In a statement, the Egyptian Ministry of Communications said: "A marine transport committee investigated the traffic of ships in the area, 12 hours before and after the malfunction, to figure out the possibility of being cut by a passing vessel and found out there were no passing ships at that time."

The Ministry added that the site was "a restricted area, which excludes the possibility that the malfunction resulted from a crossing ship."

Security experts said Wednesday that it was unlikely a terrorist group had sought to interrupt the global communications network, firstly because such groups rely on the Internet for their operations, and secondly because they would be unlikely to possess the necessary diving equipment.

"They'd be shooting themselves in the foot," said Alex Schmid, director for the Centre for the Study of Terrorism and Political Violence at St. Andrews University in Scotland. "Plus, these cables are buried in the seabed hundreds of yards beneath the surface of the ocean, and are difficult to reach. There are endless vulnerabilities in infrastructure, but these have to be weighed against the size of the threat and the risk involved."

Two of the cables are run by Flag Telecom, which is owned by the Indian telecommunications giant Reliance. A spokesman for Flag Telecom said Wednesday that repair work had begun on both cables and that service had been restored to affected customers via alternative routes.

The company that runs the third cable could not be reached for comment.

Accordingly to Renesys, a company which monitors the Web's performance globally, the severance of the cables has "greatly impacted" phone and Internet services to the Middle East.

The worst affected areas were Kuwait, where one Internet service provider lost its network entirely, and Egypt and Pakistan, where several lost more than 70 percent of their coverage, according to reports.

Paolo Rosa, a spokesman for the International Telecommunications Union, said that submarine cables were prone to being affected by earthquakes, fishing equipment and anchors, but that in high-risk areas, particularly near coastlines, they are often deliberately split in two so that traffic can be rerouted in the event of damage.
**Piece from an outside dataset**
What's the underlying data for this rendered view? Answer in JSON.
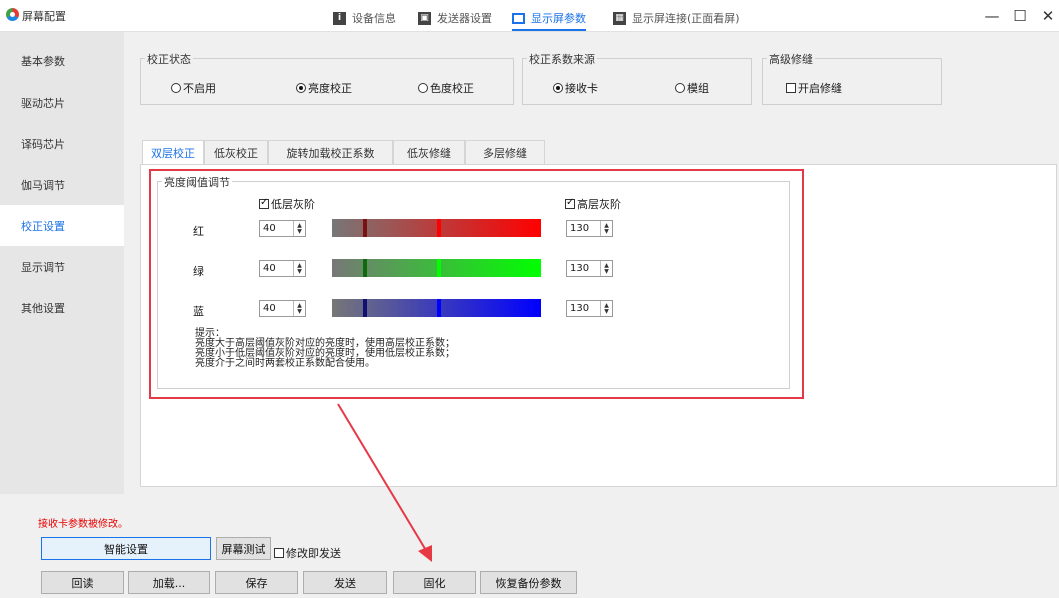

A spokesman for the U.K. Cable Protection Committee, which negotiates with the fishing industry on behalf of British telecommunication companies, said that cables were often snapped by the beams that boats use to keep their fishing nets open, and which frequently drag along the seabed.